## What does it mean to be clinically significant?

Clinical significance is the practical importance of an effect (e.g. a reduction in symptoms); whether it has a real genuine, palpable, noticeable effect on daily life.

## How do you know if something is statistically significant?

To carry out a Z-test, find a Z-score for your test or study and convert it to a P-value. If your P-value is lower than the significance level, you can conclude that your observation is statistically significant.

## Do radiologist tell you results?

Most patients have their results within 48 hours. Also, Edwards said, patients can request a copy of their results after the radiologist reads the test. “People do have a right to see their reports,” she said.

## What is the cutoff value to determine if a treatment effect is present?

Traditionally, researchers have used probabilities <5% (1.96 SE) or <1% (2.56 SE) as cutoffs.

## Why is clinical significance important?

[1] Measures of statistical significance quantify the probability of a study’s results being due to chance. … In clinical practice, the “clinical significance” of a result is dependent on its implications on existing practice-treatment effect size being one of the most important factors that drives treatment decisions.

## Can you have clinical significance without statistical significance?

significant. across multiple patient populations, the statistically significant result may be only minimally useful and thus isn’t clinically significant.
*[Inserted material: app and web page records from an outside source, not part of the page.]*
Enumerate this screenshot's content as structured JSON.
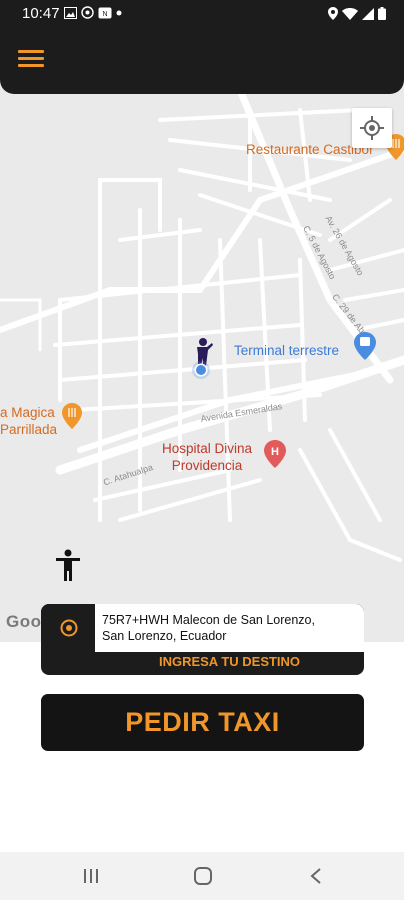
{
  "status_bar": {
    "time": "10:47",
    "left_icons": [
      "gallery-icon",
      "whatsapp-icon",
      "nfc-icon",
      "dot-icon"
    ],
    "right_icons": [
      "location-icon",
      "wifi-icon",
      "signal-icon",
      "battery-icon"
    ]
  },
  "header": {
    "menu_icon": "hamburger-menu-icon",
    "accent_color": "#f0962a",
    "background_color": "#1c1c1c"
  },
  "map": {
    "labels": {
      "restaurant": "Restaurante Castibor",
      "terminal": "Terminal terrestre",
      "magica_line1": "a Magica",
      "magica_line2": "Parrillada",
      "hospital_line1": "Hospital Divina",
      "hospital_line2": "Providencia",
      "street_26_agosto": "Av. 26 de Agosto",
      "street_5_agosto": "C. 5 de Agosto",
      "street_29_abril": "C. 29 de Abril",
      "street_esmeraldas": "Avenida Esmeraldas",
      "street_atahualpa": "C. Atahualpa"
    },
    "attribution": "Google",
    "locate_icon": "my-location-icon"
  },
  "address_card": {
    "address_line1": "75R7+HWH Malecon de San Lorenzo,",
    "address_line2": "San Lorenzo, Ecuador",
    "destination_prompt": "INGRESA TU DESTINO",
    "pin_icon": "origin-pin-icon"
  },
  "primary_action": {
    "label": "PEDIR TAXI"
  },
  "nav_bar": {
    "items": [
      "recents-icon",
      "home-icon",
      "back-icon"
    ]
  }
}
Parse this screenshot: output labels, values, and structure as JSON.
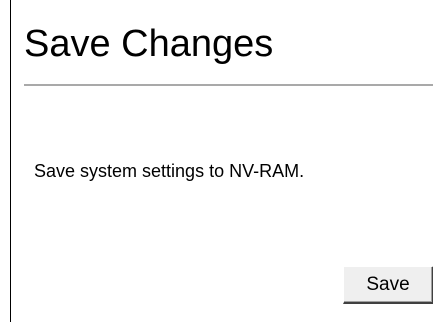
{
  "page": {
    "title": "Save Changes",
    "description": "Save system settings to NV-RAM."
  },
  "actions": {
    "save_label": "Save"
  }
}
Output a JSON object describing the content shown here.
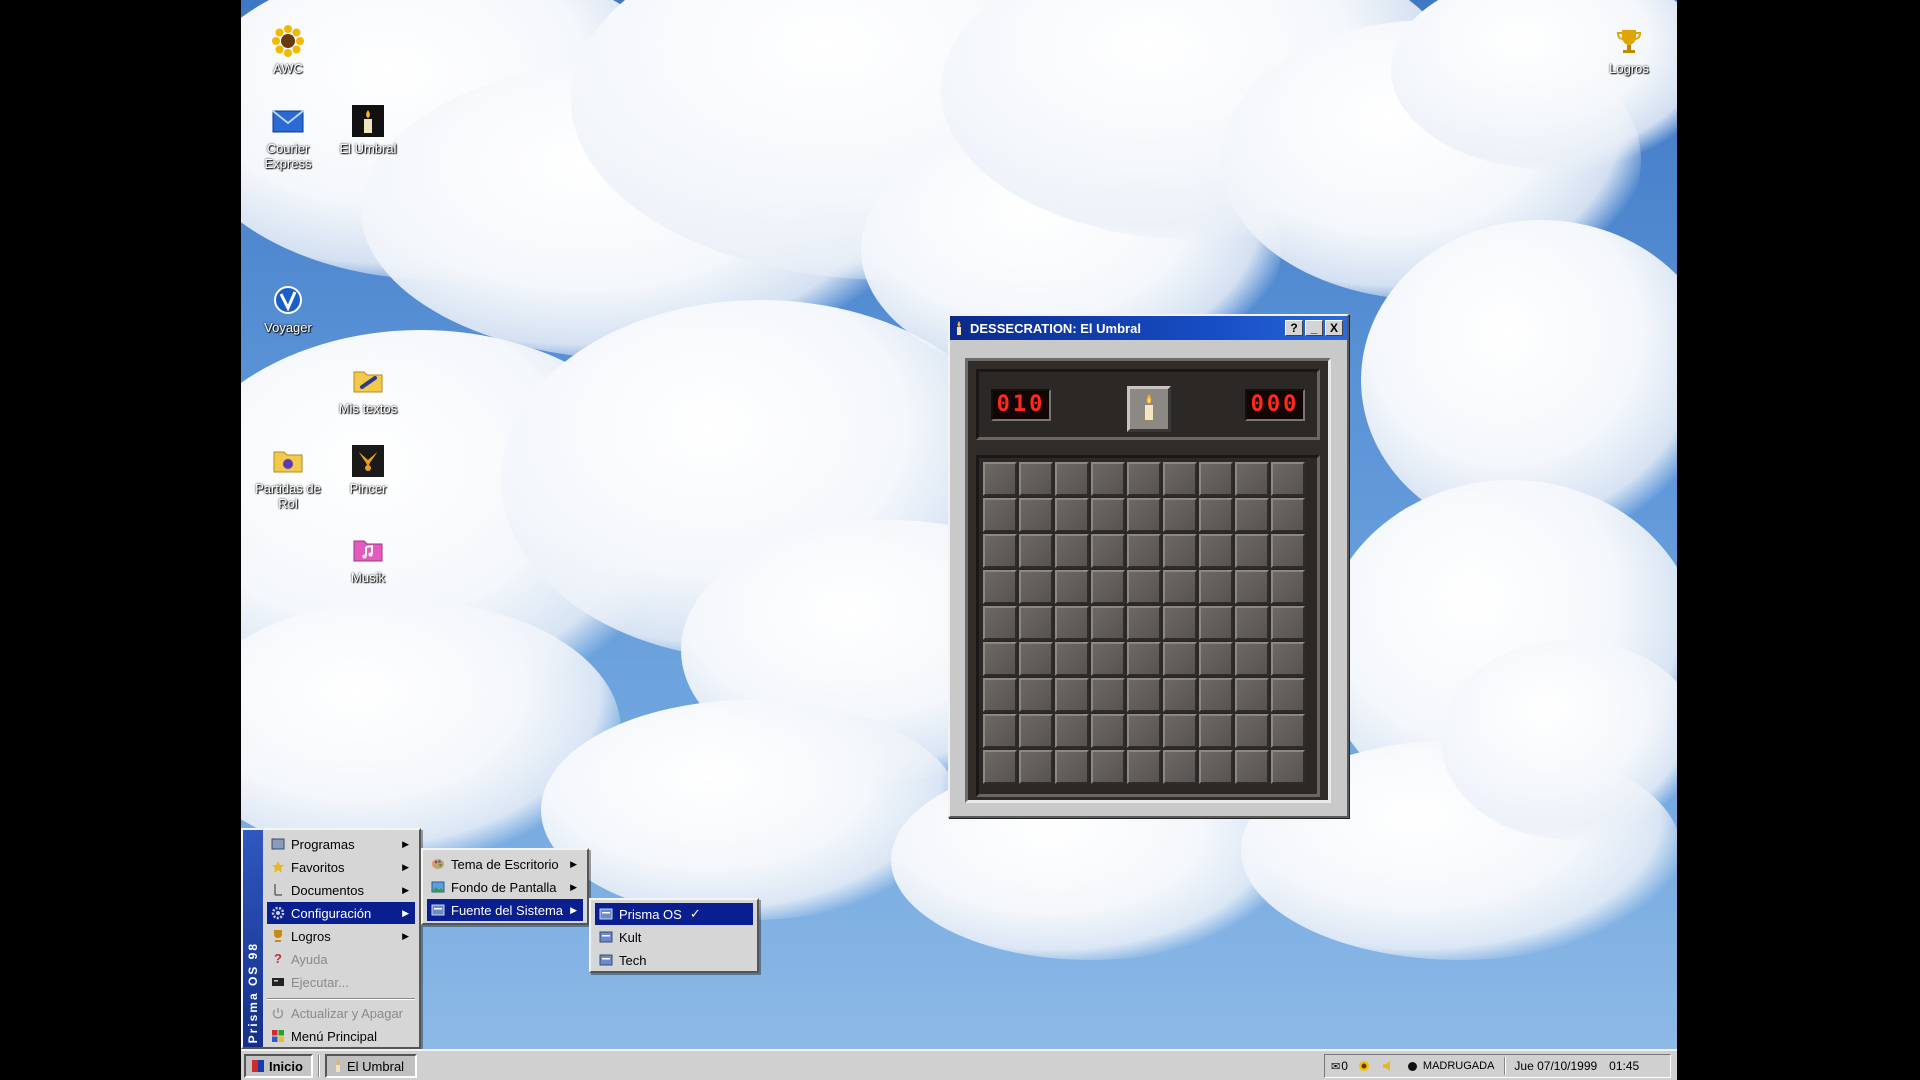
{
  "desktop": {
    "icons": [
      {
        "label": "AWC",
        "icon": "sunflower-icon"
      },
      {
        "label": "Courier Express",
        "icon": "envelope-icon"
      },
      {
        "label": "El Umbral",
        "icon": "candle-icon"
      },
      {
        "label": "Voyager",
        "icon": "globe-icon"
      },
      {
        "label": "Mis textos",
        "icon": "folder-icon"
      },
      {
        "label": "Partidas de Rol",
        "icon": "folder-icon"
      },
      {
        "label": "Pincer",
        "icon": "pincer-icon"
      },
      {
        "label": "Musik",
        "icon": "music-folder-icon"
      },
      {
        "label": "Logros",
        "icon": "trophy-icon"
      }
    ]
  },
  "window": {
    "title": "DESSECRATION: El Umbral",
    "buttons": {
      "help": "?",
      "minimize": "_",
      "close": "X"
    },
    "game": {
      "left_counter": "010",
      "right_counter": "000",
      "center_icon": "candle-icon",
      "grid": {
        "columns": 9,
        "rows": 9
      }
    }
  },
  "start_menu": {
    "side_label": "Prisma OS 98",
    "items": [
      {
        "label": "Programas",
        "has_submenu": true,
        "disabled": false
      },
      {
        "label": "Favoritos",
        "has_submenu": true,
        "disabled": false
      },
      {
        "label": "Documentos",
        "has_submenu": true,
        "disabled": false
      },
      {
        "label": "Configuración",
        "has_submenu": true,
        "disabled": false,
        "selected": true
      },
      {
        "label": "Logros",
        "has_submenu": true,
        "disabled": false
      },
      {
        "label": "Ayuda",
        "has_submenu": false,
        "disabled": true
      },
      {
        "label": "Ejecutar...",
        "has_submenu": false,
        "disabled": true
      },
      {
        "label": "Actualizar y Apagar",
        "has_submenu": false,
        "disabled": true
      },
      {
        "label": "Menú Principal",
        "has_submenu": false,
        "disabled": false
      }
    ]
  },
  "config_submenu": {
    "items": [
      {
        "label": "Tema de Escritorio",
        "has_submenu": true
      },
      {
        "label": "Fondo de Pantalla",
        "has_submenu": true
      },
      {
        "label": "Fuente del Sistema",
        "has_submenu": true,
        "selected": true
      }
    ]
  },
  "font_submenu": {
    "items": [
      {
        "label": "Prisma OS",
        "check": "✓",
        "selected": true
      },
      {
        "label": "Kult",
        "check": ""
      },
      {
        "label": "Tech",
        "check": ""
      }
    ]
  },
  "taskbar": {
    "start_label": "Inicio",
    "task_label": "El Umbral",
    "tray": {
      "mail_count": "0",
      "period": "MADRUGADA",
      "date": "Jue 07/10/1999",
      "time": "01:45"
    }
  },
  "colors": {
    "title_bar": "#0a2a8a",
    "selection": "#0a1f8f",
    "lcd_text": "#ff2a1a",
    "start_side": "#1b3f9e"
  }
}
If a statistically significant result isn’t clinically significant, it’s not clinical- ly helpful and shouldn’t be used to guide clinical practice.

## How often do radiologists make mistakes?
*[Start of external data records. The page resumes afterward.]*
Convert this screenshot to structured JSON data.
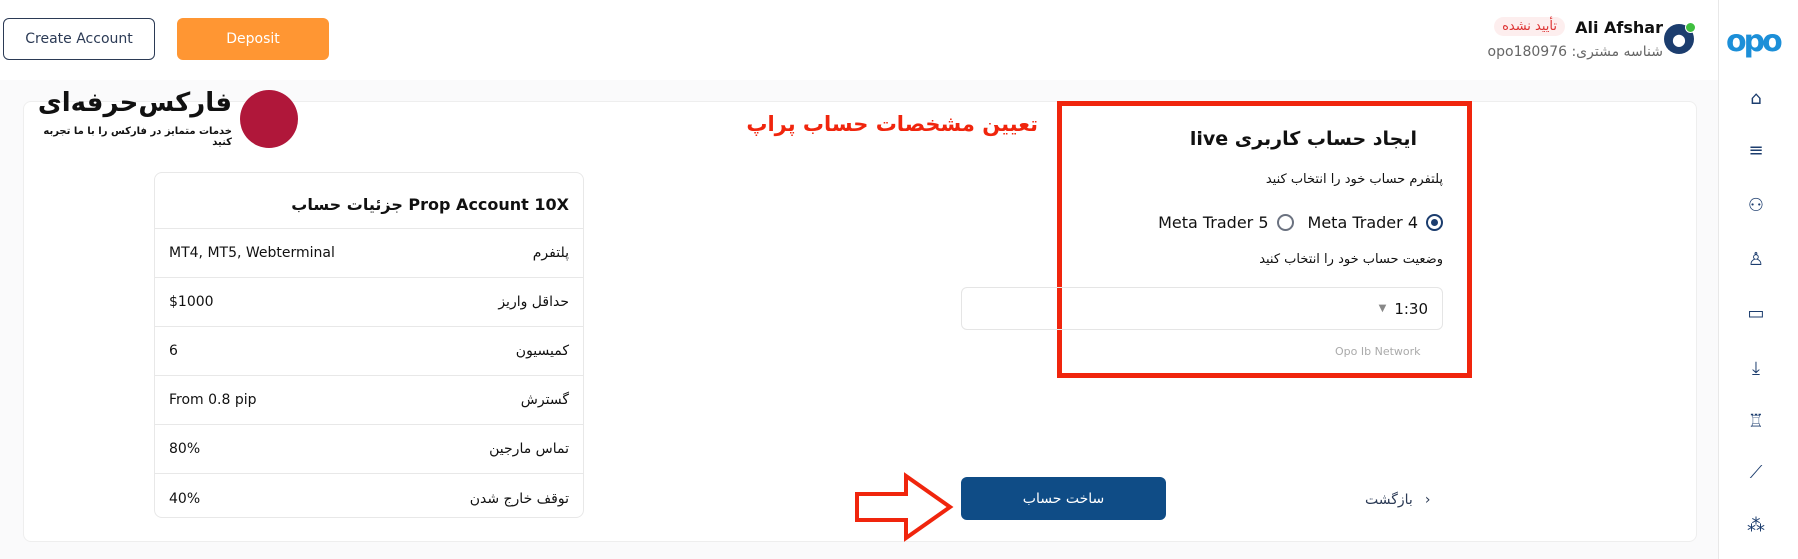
{
  "header": {
    "create_account": "Create Account",
    "deposit": "Deposit",
    "user_name": "Ali Afshar",
    "status_badge": "تأیید نشده",
    "customer_id": "شناسه مشتری: opo180976"
  },
  "brand": {
    "logo_text": "opo",
    "watermark_title": "فارکس‌حرفه‌ای",
    "watermark_subtitle": "خدمات متمایز در فارکس را با ما تجربه کنید"
  },
  "sidebar": {
    "items": [
      "home-icon",
      "trades-icon",
      "users-icon",
      "profile-icon",
      "wallet-icon",
      "download-icon",
      "trophy-icon",
      "chart-icon",
      "network-icon"
    ]
  },
  "annotation": {
    "title": "تعیین مشخصات حساب پراپ"
  },
  "details": {
    "title": "Prop Account 10X جزئیات حساب",
    "rows": [
      {
        "label": "پلتفرم",
        "value": "MT4, MT5, Webterminal"
      },
      {
        "label": "حداقل واریز",
        "value": "$1000"
      },
      {
        "label": "کمیسیون",
        "value": "6"
      },
      {
        "label": "گسترش",
        "value": "From 0.8 pip"
      },
      {
        "label": "تماس مارجین",
        "value": "80%"
      },
      {
        "label": "توقف خارج شدن",
        "value": "40%"
      }
    ]
  },
  "form": {
    "title": "ایجاد حساب کاربری live",
    "platform_label": "پلتفرم حساب خود را انتخاب کنید",
    "platforms": [
      {
        "label": "Meta Trader 4",
        "selected": true
      },
      {
        "label": "Meta Trader 5",
        "selected": false
      }
    ],
    "leverage_label": "وضعیت حساب خود را انتخاب کنید",
    "leverage_value": "1:30",
    "network": "Opo Ib Network",
    "submit": "ساخت حساب",
    "back": "بازگشت"
  },
  "colors": {
    "accent": "#0f4c86",
    "deposit": "#ff9633",
    "annotation": "#f0250d"
  }
}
Errors and discrepancies in radiology practice are uncomfortably common, with an estimated day-to-day rate of 3–5% of studies reported, and much higher rates reported in many targeted studies.

## Can a radiographer tell you results?
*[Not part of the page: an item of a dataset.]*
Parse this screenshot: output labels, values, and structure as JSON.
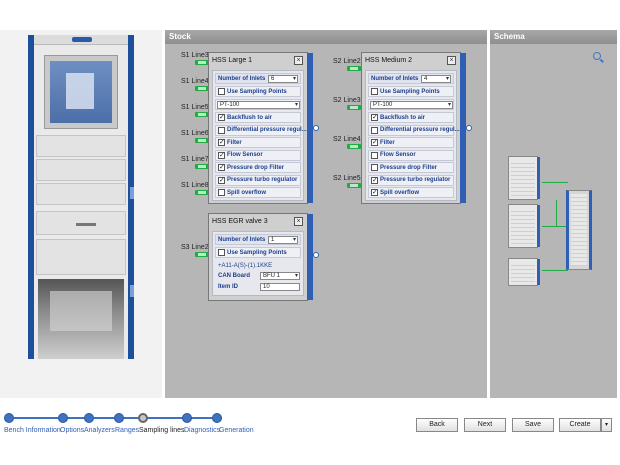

Radiographers are not able to give results directly to the patient.

## What does no acute findings mean on CT scan?

The researchers found the scan results prompted doctors to change their diagnoses in nearly half the 584 cases. There was a 126 percent increase in a diagnosis of “no acute condition,” meaning there was nothing critically wrong with the patient.

## What is the clinical significance of bilirubin?

This test measures the amount of bilirubin in the blood to evaluate a person’s liver function or to help diagnose anemias caused by RBC destruction (hemolytic anemia). RBCs normally degrade after about 120 days in circulation. Bilirubin is formed as the liver breaks down and recycles aged red blood cells.

## What is the P value in clinical trials?

DEFINITION OF THE P-VALUE In statistical science, the p-value is the probability of obtaining a result at least as extreme as the one that was actually observed in the biological or clinical experiment or epidemiological study, given that the null hypothesis is true [4].

## What is a clinically significant odds ratio?

Clinical Significance The odds ratio is the ratio of the odds of the event happening in an exposed group versus a non-exposed group. The odds ratio is commonly used to report the strength of association between exposure and an event. The larger the odds ratio, the more likely the event is to be found with exposure.

## What is clinical and biochemical correlation?

Biochemical and molecular results were correlated with clinical features. … Conclusions: This study indicates a close relationship between tissue heteroplasmy, expression of the biochemical defect in platelets, and clinical involvement.

## What is CT correlation?

Abstract. Objectives: To correlate the measured dimensions of urinary stones from spiral non-contrast computerized tomography (CT) with that of plain radiography (KUB). … Measurements between imaging modalities were blinded and performed consecutively by a dedicated investigator.

## What is an example of clinical significance?

In clinical trials, the clinical significance (“treatment effects”) is how well a treatment is working. For example, a drug might be said to have a high clinical significance if it is having a positive, measurable effect on a person’s daily activities.